═════ DATA SECTION ═════
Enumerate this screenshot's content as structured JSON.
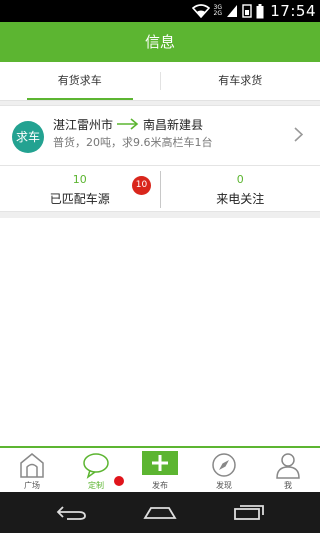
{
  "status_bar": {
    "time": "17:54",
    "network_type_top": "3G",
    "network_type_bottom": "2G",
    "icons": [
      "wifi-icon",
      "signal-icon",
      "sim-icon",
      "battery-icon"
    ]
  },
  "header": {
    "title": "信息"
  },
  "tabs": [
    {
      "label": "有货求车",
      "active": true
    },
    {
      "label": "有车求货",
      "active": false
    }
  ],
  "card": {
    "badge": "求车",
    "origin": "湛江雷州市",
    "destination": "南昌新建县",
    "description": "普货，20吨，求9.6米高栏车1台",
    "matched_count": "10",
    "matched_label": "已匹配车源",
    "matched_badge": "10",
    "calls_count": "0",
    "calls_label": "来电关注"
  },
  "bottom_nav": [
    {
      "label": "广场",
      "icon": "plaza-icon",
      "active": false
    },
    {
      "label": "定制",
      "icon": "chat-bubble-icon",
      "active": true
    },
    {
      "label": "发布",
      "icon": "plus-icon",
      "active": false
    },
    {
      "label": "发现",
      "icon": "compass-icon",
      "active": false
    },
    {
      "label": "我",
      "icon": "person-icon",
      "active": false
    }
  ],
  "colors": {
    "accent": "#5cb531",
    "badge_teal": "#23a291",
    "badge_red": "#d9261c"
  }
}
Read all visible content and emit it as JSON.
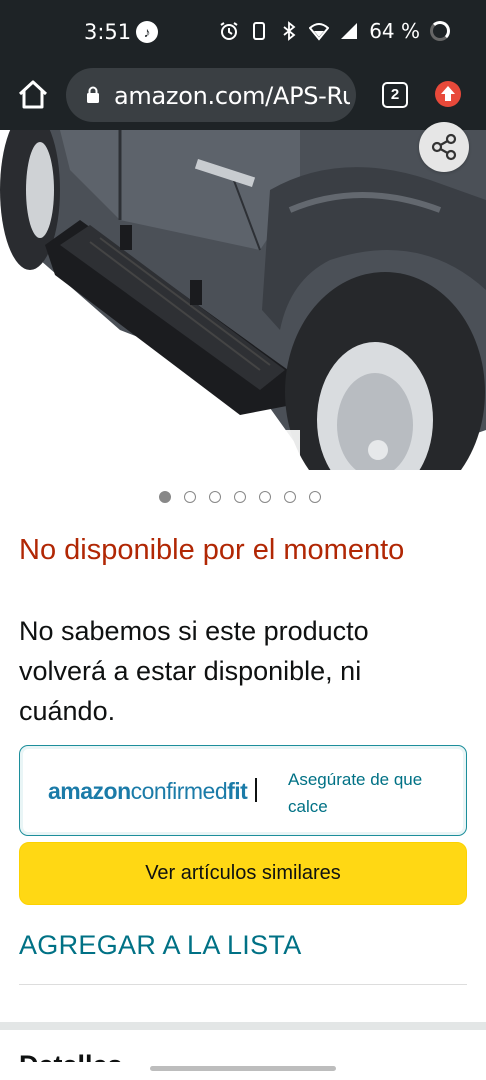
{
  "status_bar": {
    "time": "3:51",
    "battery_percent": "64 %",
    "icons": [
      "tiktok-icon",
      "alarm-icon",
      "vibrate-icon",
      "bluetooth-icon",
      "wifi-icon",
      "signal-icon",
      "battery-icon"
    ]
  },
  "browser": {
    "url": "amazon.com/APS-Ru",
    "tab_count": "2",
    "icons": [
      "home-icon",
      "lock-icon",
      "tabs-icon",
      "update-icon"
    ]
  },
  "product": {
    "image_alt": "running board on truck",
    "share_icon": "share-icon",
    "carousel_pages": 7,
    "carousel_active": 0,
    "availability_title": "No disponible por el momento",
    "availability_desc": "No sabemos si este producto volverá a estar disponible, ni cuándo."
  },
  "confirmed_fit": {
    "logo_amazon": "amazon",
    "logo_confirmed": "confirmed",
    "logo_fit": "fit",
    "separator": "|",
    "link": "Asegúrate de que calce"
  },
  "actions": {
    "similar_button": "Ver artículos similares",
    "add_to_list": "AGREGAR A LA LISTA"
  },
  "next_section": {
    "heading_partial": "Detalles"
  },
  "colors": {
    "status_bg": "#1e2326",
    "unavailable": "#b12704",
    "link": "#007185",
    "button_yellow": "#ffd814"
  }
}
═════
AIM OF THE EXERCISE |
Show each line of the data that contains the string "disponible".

THE COMPLETED TASK |
    "availability_title": "No disponible por el momento",
    "availability_desc": "No sabemos si este producto volverá a estar disponible, ni cuándo."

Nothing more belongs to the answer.